■ Your instructions: Pull each line containing "html" out of the listing below.

============

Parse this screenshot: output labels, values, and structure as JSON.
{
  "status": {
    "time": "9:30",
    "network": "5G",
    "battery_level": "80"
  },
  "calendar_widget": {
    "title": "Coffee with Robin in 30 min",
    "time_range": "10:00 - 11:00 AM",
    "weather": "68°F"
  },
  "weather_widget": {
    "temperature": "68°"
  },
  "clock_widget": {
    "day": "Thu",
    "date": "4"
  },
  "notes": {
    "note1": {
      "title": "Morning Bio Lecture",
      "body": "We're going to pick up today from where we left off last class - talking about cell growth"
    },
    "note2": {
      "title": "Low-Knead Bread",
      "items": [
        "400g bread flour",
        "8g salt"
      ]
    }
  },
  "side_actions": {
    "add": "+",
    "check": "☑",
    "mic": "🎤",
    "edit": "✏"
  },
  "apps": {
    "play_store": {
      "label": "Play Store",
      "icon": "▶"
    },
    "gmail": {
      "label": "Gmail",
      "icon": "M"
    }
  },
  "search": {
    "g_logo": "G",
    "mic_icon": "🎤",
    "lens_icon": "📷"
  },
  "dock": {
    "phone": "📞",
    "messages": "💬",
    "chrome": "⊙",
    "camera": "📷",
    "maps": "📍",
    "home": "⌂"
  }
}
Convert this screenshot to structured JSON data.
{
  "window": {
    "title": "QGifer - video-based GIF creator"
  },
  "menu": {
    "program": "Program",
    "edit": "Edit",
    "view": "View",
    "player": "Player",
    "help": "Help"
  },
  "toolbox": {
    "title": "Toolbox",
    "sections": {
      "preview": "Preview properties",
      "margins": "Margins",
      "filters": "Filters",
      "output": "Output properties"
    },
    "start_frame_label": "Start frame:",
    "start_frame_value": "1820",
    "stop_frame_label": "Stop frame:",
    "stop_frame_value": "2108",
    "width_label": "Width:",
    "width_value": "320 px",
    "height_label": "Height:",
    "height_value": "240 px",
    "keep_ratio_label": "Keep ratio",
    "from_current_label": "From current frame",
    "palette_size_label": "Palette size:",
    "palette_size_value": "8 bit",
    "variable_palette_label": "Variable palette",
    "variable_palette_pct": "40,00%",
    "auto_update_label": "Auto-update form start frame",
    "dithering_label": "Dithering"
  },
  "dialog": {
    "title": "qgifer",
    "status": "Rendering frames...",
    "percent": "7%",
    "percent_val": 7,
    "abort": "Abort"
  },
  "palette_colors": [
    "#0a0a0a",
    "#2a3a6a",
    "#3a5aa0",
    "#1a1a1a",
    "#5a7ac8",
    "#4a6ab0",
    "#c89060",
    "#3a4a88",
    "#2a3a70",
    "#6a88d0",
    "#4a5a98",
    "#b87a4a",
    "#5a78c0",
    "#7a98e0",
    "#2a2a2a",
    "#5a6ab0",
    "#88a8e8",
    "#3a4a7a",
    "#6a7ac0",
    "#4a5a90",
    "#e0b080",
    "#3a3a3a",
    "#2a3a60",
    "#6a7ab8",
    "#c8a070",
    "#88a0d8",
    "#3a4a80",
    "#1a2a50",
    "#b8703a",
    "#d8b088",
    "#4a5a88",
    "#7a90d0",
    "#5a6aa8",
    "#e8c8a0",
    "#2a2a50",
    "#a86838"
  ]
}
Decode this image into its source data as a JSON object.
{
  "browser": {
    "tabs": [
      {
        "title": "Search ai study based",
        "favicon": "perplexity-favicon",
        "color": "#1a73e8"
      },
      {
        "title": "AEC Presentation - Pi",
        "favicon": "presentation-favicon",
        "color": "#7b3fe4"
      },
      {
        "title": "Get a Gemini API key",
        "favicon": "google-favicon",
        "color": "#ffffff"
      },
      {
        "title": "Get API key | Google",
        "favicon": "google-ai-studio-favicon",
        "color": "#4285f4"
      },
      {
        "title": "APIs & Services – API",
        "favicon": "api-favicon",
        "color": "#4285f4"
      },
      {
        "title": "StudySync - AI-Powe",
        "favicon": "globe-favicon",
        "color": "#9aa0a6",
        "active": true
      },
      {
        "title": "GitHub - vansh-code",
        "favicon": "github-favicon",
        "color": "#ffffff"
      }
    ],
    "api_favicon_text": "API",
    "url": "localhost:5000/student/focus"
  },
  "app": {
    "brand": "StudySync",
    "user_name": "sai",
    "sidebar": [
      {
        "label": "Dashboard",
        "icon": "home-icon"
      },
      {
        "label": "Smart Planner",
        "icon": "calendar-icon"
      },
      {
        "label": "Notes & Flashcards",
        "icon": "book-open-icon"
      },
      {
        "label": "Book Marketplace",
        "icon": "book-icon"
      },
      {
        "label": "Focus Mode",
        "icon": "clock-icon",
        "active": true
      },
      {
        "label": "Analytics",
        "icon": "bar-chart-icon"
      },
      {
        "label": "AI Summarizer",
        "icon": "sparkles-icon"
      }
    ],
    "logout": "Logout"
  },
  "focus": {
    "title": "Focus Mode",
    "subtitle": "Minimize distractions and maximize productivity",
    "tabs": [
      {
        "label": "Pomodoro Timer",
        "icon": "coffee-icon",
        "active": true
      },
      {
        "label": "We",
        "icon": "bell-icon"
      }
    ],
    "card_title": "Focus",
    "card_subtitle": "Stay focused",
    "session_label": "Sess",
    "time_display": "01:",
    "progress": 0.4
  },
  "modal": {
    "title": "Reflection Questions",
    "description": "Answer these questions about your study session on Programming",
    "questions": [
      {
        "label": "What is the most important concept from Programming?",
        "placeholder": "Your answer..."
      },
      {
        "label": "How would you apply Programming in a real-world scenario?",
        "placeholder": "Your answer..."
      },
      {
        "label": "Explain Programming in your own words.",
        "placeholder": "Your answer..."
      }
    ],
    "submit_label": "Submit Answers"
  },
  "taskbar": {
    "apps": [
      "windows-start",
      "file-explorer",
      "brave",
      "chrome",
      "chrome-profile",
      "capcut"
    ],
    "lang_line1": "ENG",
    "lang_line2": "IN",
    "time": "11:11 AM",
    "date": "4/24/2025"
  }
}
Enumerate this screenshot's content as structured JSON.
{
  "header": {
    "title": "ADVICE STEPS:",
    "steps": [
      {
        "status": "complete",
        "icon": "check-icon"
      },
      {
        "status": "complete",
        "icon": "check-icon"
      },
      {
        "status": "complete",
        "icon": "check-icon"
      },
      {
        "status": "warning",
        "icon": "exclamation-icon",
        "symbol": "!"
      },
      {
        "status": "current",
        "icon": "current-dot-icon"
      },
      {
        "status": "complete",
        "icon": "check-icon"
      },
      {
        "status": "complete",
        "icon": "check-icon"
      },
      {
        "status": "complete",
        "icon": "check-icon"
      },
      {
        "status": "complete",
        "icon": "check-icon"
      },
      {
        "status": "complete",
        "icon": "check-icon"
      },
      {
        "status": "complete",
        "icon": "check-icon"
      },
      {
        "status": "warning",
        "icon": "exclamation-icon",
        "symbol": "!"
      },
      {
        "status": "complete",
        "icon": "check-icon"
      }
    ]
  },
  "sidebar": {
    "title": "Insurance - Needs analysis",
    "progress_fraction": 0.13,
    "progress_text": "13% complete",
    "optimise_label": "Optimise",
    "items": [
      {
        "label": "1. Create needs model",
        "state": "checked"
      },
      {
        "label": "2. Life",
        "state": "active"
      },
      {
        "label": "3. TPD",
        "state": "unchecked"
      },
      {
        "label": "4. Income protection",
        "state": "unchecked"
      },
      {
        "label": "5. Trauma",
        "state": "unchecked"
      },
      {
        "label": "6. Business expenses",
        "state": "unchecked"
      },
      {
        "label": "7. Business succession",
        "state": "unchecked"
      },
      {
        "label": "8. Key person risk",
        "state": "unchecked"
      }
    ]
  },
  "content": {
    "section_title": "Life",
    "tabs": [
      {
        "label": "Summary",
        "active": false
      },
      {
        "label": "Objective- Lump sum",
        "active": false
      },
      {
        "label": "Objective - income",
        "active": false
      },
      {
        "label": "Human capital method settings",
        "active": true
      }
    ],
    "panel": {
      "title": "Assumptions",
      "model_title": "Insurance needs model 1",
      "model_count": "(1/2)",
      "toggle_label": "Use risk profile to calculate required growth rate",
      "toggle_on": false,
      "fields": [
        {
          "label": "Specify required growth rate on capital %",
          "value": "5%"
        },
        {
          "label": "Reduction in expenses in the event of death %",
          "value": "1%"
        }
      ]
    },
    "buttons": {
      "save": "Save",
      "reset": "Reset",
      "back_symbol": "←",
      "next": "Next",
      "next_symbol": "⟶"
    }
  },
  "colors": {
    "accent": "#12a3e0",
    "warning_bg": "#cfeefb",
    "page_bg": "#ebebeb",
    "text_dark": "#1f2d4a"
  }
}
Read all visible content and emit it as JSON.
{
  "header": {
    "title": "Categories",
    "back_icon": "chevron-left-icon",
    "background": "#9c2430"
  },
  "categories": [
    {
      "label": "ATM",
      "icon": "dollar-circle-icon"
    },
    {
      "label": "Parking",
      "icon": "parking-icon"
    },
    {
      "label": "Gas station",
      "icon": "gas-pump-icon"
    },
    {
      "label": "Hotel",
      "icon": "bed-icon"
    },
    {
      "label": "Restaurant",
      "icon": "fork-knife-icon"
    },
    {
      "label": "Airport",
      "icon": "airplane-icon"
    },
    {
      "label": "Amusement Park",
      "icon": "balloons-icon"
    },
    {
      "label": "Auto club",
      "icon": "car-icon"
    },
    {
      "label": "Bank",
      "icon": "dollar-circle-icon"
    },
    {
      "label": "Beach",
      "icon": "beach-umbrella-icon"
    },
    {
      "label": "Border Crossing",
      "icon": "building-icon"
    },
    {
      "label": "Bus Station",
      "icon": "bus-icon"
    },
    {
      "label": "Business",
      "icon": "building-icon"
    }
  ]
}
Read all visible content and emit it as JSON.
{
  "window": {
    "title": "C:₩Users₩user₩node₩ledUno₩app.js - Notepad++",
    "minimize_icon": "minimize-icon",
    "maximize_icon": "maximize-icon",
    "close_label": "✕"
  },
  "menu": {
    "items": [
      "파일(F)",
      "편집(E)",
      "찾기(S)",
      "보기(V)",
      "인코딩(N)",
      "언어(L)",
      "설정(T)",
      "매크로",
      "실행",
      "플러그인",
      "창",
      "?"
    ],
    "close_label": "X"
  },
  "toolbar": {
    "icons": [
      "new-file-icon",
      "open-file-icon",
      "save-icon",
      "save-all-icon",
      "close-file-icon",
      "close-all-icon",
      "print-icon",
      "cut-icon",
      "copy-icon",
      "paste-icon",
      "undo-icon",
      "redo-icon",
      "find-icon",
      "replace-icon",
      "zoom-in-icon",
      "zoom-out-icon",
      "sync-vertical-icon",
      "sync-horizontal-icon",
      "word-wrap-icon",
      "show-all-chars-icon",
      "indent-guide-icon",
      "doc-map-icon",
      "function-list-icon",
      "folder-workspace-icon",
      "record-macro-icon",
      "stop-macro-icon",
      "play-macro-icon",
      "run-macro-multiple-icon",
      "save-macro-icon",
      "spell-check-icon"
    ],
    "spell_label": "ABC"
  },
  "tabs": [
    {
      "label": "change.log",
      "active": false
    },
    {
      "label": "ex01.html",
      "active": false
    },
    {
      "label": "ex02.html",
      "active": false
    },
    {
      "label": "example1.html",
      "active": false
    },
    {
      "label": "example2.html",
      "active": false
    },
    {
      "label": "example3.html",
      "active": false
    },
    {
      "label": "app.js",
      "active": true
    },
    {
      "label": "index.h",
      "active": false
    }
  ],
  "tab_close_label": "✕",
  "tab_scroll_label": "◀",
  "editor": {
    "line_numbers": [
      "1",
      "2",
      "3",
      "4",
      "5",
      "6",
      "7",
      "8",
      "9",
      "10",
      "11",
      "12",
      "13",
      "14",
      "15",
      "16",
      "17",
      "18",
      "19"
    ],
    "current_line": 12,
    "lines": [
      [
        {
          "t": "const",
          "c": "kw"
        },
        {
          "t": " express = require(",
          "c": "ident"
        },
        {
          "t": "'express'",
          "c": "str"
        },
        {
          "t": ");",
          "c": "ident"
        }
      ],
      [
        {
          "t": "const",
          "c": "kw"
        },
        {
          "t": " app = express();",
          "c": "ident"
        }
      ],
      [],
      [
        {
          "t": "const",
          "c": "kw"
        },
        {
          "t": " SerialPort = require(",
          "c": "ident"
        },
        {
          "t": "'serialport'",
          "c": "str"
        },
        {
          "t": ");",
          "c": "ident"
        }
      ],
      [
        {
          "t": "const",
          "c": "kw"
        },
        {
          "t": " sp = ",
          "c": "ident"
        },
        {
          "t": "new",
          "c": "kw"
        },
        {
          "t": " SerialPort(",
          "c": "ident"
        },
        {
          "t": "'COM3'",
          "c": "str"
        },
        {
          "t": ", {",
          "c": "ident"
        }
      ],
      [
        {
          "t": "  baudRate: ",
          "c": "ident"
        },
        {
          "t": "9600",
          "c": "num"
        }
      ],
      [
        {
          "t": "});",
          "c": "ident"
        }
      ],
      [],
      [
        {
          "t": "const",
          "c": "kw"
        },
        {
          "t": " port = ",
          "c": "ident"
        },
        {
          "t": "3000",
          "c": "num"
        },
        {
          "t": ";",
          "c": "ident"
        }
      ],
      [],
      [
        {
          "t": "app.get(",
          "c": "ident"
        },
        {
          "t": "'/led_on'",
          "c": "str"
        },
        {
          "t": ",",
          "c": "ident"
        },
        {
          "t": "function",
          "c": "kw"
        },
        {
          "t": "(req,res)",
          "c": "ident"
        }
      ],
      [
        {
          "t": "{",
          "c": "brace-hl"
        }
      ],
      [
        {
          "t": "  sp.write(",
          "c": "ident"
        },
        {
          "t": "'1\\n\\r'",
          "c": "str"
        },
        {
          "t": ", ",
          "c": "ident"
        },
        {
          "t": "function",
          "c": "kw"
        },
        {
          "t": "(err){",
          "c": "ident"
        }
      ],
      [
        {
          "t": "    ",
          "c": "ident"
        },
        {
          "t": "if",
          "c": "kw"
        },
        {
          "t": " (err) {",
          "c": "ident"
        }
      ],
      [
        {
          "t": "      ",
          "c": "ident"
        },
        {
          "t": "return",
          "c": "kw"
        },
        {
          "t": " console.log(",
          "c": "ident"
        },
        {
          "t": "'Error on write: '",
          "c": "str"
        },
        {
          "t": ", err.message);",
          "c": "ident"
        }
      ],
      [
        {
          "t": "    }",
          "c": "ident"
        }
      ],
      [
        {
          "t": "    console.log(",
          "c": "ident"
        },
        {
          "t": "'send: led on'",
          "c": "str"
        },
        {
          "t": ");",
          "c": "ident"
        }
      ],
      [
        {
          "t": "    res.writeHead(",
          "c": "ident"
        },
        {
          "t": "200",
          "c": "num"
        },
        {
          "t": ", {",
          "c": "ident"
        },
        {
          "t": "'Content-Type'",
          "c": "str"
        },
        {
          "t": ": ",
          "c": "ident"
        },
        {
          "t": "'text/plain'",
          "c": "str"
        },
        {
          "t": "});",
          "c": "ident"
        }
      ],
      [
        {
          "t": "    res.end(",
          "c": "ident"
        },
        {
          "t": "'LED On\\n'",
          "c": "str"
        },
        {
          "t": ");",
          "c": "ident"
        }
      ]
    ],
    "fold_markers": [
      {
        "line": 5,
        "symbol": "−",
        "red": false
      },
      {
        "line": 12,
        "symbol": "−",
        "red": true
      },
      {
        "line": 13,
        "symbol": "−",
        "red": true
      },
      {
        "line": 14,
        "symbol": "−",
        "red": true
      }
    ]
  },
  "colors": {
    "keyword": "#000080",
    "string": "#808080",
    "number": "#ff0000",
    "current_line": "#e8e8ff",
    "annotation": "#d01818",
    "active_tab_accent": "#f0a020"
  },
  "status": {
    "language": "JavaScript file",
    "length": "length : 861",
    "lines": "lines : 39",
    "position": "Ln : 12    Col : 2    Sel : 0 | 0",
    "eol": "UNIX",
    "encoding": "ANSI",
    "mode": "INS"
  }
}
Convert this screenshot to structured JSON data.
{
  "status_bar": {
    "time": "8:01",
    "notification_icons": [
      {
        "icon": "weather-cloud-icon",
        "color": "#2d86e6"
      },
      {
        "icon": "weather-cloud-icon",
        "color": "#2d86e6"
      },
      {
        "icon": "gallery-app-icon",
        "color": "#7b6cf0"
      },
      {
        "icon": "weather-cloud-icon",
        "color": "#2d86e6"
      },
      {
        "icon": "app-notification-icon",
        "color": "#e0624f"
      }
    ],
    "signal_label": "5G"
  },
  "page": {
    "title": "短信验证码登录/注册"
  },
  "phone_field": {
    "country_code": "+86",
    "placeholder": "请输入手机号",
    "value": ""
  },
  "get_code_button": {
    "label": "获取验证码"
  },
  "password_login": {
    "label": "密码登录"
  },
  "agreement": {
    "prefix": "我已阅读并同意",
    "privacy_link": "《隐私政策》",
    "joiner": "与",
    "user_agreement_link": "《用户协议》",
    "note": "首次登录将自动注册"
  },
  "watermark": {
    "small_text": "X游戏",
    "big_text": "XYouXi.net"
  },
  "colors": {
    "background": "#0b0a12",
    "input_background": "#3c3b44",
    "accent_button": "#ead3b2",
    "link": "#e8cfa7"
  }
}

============

■ Written reply:
      "label": "ex01.html",
      "label": "ex02.html",
      "label": "example1.html",
      "label": "example2.html",
      "label": "example3.html",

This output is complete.